* [ASSIGNMENT]: Throughout the records below, find each line holding "studio" and copy it.

Extracted data entries
>>
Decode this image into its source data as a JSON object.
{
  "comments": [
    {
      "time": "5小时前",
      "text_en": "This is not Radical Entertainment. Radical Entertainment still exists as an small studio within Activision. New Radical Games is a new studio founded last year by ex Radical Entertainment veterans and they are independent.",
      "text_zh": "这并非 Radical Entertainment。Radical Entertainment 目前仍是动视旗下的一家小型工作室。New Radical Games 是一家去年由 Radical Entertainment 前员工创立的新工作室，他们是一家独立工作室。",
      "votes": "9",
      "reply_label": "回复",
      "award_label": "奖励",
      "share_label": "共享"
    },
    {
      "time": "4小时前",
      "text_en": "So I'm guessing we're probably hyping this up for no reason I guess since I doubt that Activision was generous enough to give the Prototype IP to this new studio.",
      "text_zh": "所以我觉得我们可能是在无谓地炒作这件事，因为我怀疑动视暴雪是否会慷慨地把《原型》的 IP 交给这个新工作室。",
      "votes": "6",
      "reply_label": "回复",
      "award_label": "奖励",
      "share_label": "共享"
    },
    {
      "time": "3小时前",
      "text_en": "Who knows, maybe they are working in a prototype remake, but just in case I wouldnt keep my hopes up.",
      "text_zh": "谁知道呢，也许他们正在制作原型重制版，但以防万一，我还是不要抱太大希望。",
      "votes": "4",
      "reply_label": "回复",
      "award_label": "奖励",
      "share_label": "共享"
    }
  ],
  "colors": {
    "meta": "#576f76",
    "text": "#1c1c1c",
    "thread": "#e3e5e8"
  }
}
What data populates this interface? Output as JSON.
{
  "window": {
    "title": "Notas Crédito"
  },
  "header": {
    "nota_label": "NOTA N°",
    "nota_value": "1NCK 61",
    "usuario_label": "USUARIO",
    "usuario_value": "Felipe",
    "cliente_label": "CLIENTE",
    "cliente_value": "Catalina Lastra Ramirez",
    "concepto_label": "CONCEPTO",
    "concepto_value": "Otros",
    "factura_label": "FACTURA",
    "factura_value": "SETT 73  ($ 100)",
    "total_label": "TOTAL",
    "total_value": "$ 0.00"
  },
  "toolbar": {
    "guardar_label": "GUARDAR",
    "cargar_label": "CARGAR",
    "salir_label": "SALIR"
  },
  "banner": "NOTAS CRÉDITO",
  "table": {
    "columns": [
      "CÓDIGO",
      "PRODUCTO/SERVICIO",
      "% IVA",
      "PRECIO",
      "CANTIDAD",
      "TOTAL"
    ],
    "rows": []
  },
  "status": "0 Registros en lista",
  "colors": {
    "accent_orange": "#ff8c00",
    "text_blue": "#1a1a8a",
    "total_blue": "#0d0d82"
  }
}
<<
* [RESULT]:
      "text_en": "This is not Radical Entertainment. Radical Entertainment still exists as an small studio within Activision. New Radical Games is a new studio founded last year by ex Radical Entertainment veterans and they are independent.",
      "text_en": "So I'm guessing we're probably hyping this up for no reason I guess since I doubt that Activision was generous enough to give the Prototype IP to this new studio.",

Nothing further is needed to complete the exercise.